_DIRECTIONS_: Taking the data below line by line, count those that include the word "name" and report the number alone.

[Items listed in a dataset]
• • • • • • •

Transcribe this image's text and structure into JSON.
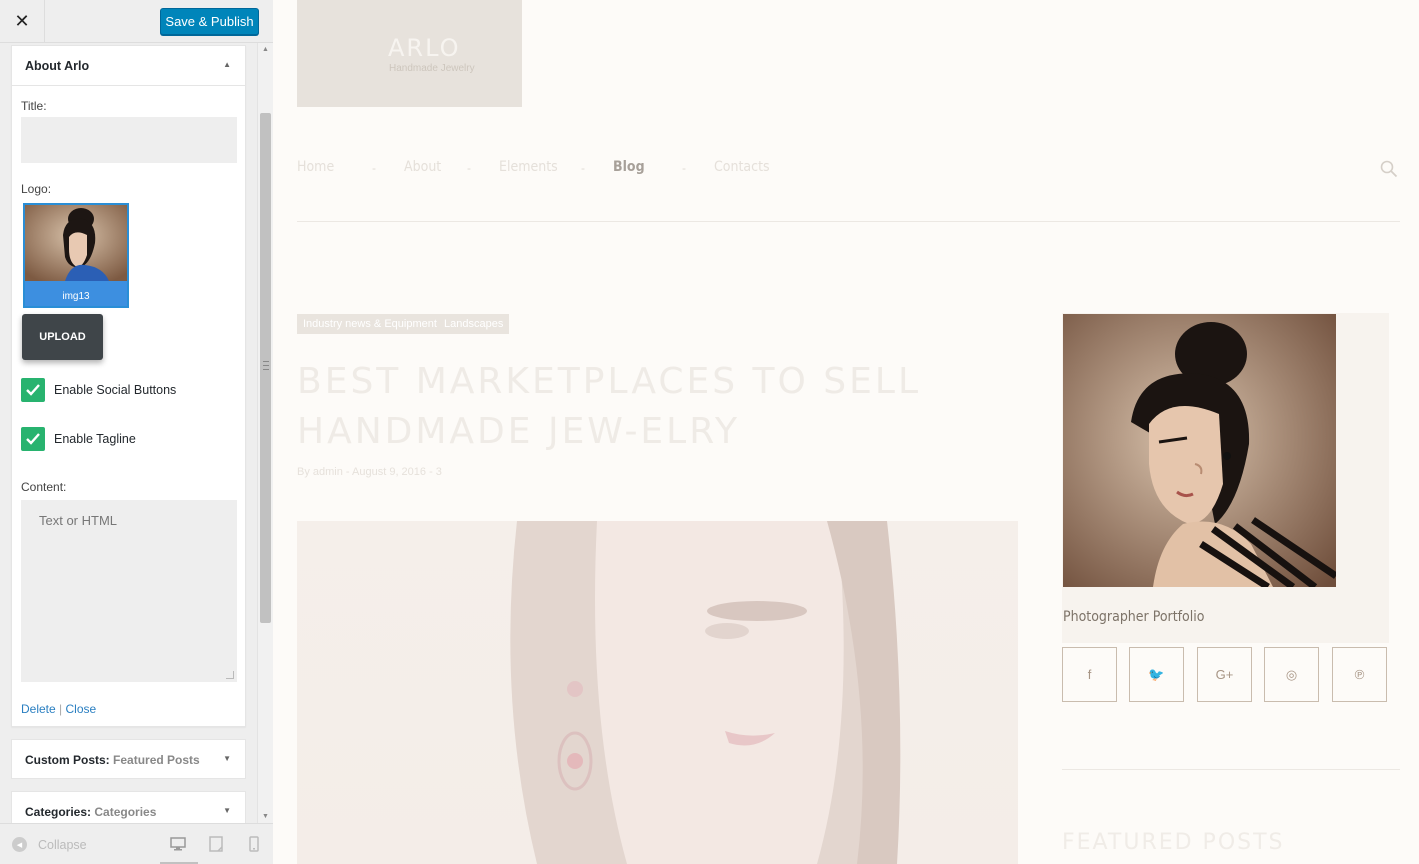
{
  "customizer": {
    "close_icon": "close-icon",
    "publish_label": "Save & Publish",
    "widget": {
      "title": "About Arlo",
      "title_label": "Title:",
      "title_value": "",
      "logo_label": "Logo:",
      "logo_caption": "img13",
      "upload_label": "UPLOAD",
      "checkbox_social": {
        "label": "Enable Social Buttons",
        "checked": true
      },
      "checkbox_tagline": {
        "label": "Enable Tagline",
        "checked": true
      },
      "content_label": "Content:",
      "content_placeholder": "Text or HTML",
      "delete_label": "Delete",
      "link_separator": "|",
      "close_label": "Close"
    },
    "collapsed_widgets": [
      {
        "name": "Custom Posts:",
        "value": "Featured Posts"
      },
      {
        "name": "Categories:",
        "value": "Categories"
      }
    ],
    "footer": {
      "collapse_label": "Collapse",
      "devices": [
        "desktop-icon",
        "tablet-icon",
        "mobile-icon"
      ],
      "active_device": "desktop-icon"
    },
    "accent_color": "#0085ba",
    "check_color": "#28b36f"
  },
  "site": {
    "name": "ARLO",
    "tagline": "Handmade Jewelry",
    "nav": [
      {
        "label": "Home",
        "active": false
      },
      {
        "label": "About",
        "active": false
      },
      {
        "label": "Elements",
        "active": false
      },
      {
        "label": "Blog",
        "active": true
      },
      {
        "label": "Contacts",
        "active": false
      }
    ],
    "nav_separator": "-",
    "post": {
      "tags": [
        "Industry news & Equipment",
        "Landscapes"
      ],
      "title": "BEST MARKETPLACES TO SELL HANDMADE JEW-ELRY",
      "meta": "By admin - August 9, 2016 - 3"
    },
    "sidebar": {
      "caption": "Photographer Portfolio",
      "social_icons": [
        "facebook-icon",
        "twitter-icon",
        "google-plus-icon",
        "instagram-icon",
        "pinterest-icon"
      ],
      "social_glyphs": [
        "f",
        "🐦",
        "G+",
        "◎",
        "℗"
      ],
      "featured_heading": "FEATURED POSTS"
    }
  }
}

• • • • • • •

_SOLVED EXERCISE_: 3